Darfur crisis linked to climate change: UK

The conflict in Darfur is an early sign global security threats prompted by climate change, a senior representative of the British government warned April 16 on the eve of a special United Nations debate. “Like most conflicts, it’s complex. It results from an interplay of a lot of social and political and possibly ethnic factors,” said John Ashton, Prime Minister Tony Blair’s special ambassador on climate change. “But there is absolutely no doubt that it’s a more difficult conflict to deal with, because on top of all that, you’ve had a 40% fall in the rainfall in northern Darfur over the last 25 to 30 years, again in a way that’s entirely consistent with what the climate models would have told you to expect.”

Ashton said his government initiated the special session of the Security Council to kickstart dialogue on addressing the growing threat. “The security implications of climate changes are bigger than we thought even two or three years ago,” he said. “Their effects can already be seen in Darfur and in water shortages in Central Asia.”

“It’s another early sign of what we’re in for to a much larger degree unless we get the mitigation side of this right,” he told a conference call organized by National Environmental Trust, a U.S. conservation group. (Ottawa Citizen, April 17; BBC, April 16)

Britain’s Foreign Secretary Margaret Beckett said in her address to the Security Council: “The implications of climate change for our security are more fundamental and more comprehensive than any single conflict.” (AP, April 17)

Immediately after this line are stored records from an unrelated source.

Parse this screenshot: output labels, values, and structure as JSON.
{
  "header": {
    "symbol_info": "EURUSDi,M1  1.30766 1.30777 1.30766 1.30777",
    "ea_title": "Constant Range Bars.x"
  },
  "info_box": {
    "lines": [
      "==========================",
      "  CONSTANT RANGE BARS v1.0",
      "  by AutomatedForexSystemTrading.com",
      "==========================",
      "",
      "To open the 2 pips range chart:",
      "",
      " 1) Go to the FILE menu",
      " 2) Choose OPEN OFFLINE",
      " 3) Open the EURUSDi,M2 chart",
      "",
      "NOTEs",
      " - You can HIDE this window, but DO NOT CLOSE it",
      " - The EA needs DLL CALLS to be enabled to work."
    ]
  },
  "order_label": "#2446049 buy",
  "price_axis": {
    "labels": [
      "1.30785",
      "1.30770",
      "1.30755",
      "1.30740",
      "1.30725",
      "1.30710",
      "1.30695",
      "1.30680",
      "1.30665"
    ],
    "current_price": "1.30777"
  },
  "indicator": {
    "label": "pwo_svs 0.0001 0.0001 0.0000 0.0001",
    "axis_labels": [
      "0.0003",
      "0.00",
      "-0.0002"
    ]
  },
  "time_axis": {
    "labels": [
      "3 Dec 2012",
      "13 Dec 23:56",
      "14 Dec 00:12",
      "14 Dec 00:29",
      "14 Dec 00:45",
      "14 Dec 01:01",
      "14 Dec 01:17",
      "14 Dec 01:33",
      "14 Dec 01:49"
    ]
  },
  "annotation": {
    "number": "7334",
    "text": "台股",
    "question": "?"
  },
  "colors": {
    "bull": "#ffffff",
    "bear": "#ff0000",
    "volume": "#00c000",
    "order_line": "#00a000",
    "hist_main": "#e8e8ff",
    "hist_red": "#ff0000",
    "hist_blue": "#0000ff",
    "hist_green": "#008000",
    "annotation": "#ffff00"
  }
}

See our last posts on Darfur, the struggle in the Sahel, and the global climate change.